Nevertheless, Grant’s motives and efforts as President were admirable and noteworthy. For many years, his presidency was viewed against the backdrop of Southern resentment toward Reconstruction. Only more recently have historians begun to appreciate Grant’s commitment to African Americans. He fought to protect the rights of African Americans more than any other nineteenth-century President. He worked hard to ensure the passage of the Fifteenth Amendment and tried to make it possible for blacks to vote. Ultimately much of the country abandoned African Americans to segregation and discrimination but Grant was not responsible for that failure.
The Grant administration was also routinely labeled one of the most corrupt in U.S. history. Despite the scandals that arose during his tenure, Grant was never personally involved with any of them, and his honesty and personal integrity were never questioned. Still, his inability to clean up his own administration was a blight on his presidential record. Grant’s disdain for politics might be responsible for some of the corruption in his administration. He believed that his more straightforward approach was superior but his inability or unwillingness to play the political game led him to become involved with people of an unsavory reputation. And his loyalty to those who served him prevented him from ruthlessly purging his administration of ineffective or corrupt politicians.

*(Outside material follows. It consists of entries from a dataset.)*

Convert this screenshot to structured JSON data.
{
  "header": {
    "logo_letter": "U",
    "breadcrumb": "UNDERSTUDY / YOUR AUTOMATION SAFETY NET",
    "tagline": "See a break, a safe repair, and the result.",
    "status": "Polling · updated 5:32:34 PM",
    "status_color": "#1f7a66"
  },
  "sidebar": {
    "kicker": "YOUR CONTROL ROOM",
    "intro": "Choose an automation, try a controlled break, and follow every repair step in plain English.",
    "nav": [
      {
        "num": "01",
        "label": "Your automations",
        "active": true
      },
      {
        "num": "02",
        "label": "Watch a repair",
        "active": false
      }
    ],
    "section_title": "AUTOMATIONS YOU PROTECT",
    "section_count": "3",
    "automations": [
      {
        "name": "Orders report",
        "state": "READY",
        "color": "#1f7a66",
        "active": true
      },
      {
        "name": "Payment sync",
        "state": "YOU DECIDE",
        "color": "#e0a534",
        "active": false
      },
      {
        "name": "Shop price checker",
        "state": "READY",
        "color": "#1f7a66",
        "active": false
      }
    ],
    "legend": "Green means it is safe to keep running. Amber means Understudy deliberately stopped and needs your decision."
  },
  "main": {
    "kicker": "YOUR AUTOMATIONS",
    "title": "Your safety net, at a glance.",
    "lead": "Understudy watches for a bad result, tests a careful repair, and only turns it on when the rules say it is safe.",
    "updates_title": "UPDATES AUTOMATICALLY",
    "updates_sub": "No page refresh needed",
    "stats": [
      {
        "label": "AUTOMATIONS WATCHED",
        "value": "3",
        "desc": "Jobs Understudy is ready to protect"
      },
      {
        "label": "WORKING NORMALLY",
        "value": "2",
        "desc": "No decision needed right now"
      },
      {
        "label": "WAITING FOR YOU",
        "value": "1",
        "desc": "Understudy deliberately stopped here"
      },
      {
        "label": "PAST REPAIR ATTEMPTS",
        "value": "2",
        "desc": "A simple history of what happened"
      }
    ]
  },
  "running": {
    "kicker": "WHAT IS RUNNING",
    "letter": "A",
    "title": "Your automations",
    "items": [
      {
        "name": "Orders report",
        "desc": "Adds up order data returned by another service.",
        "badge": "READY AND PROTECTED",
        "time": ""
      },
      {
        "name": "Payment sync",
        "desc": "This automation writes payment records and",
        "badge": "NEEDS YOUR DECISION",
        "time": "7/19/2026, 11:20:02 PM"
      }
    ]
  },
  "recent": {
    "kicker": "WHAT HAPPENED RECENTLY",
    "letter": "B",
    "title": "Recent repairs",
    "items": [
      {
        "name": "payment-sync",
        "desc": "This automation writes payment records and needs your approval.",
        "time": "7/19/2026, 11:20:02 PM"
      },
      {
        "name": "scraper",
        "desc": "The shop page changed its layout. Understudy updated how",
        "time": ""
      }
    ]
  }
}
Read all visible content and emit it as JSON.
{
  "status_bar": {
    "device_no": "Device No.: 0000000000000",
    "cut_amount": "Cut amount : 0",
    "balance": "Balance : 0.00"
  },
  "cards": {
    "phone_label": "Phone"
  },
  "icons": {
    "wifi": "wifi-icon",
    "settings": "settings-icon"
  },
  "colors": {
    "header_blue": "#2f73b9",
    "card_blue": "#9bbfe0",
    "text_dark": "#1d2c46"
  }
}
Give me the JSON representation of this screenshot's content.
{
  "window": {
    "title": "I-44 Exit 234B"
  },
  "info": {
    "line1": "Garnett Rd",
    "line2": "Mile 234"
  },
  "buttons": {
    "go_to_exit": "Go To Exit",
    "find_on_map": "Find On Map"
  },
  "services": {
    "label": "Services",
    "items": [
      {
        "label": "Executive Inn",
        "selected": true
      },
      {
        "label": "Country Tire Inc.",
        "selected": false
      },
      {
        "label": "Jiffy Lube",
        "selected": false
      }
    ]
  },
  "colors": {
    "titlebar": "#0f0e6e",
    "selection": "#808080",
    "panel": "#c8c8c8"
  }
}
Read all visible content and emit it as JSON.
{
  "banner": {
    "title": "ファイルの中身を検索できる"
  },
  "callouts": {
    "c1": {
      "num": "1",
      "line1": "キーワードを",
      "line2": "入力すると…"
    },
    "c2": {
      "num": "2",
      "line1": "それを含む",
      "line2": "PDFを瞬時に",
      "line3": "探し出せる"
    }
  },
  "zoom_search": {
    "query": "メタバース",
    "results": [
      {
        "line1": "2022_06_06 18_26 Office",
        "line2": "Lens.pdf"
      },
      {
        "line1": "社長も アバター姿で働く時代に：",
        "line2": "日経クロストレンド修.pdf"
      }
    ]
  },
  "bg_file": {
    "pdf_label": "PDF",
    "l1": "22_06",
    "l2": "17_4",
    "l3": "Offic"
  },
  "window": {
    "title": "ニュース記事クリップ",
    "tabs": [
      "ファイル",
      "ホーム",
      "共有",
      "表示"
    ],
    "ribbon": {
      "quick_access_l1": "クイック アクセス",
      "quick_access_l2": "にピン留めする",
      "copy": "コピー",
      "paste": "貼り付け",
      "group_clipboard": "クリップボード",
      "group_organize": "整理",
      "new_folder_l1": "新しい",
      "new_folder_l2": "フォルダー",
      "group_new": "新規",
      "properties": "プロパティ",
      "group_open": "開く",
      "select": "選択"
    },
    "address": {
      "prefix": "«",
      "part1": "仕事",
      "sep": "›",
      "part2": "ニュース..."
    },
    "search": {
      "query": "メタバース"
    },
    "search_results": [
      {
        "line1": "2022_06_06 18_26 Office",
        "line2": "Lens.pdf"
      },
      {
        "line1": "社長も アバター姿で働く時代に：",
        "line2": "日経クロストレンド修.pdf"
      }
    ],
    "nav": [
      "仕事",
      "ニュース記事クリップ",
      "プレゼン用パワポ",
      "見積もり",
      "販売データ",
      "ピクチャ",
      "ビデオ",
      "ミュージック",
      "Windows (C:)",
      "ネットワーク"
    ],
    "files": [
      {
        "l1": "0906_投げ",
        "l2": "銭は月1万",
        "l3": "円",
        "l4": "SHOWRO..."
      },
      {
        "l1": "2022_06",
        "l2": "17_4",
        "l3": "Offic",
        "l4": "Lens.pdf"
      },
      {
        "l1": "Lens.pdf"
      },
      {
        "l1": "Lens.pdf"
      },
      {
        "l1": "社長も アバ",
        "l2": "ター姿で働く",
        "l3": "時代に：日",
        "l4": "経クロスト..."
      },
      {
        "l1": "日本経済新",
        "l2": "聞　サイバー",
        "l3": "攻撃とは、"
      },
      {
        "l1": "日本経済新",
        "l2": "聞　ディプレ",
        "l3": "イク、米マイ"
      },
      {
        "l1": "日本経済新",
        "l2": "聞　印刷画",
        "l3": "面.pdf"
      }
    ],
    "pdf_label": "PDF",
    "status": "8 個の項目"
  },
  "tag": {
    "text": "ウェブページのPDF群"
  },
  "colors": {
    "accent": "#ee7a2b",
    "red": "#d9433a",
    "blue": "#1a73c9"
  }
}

Ultimately, President Grant remains somewhat of an enigma in American history. He was such a successful general that his failings as President seem hard to comprehend. He was a natural leader on the battlefield but was not an especially effective leader of his country. Still, in the areas of Native American policy, civil service reform, and African American rights, he took steps that few had attempted. He also executed a successful foreign policy and was responsible for improving Anglo-American relations.  Copied from millercenter.com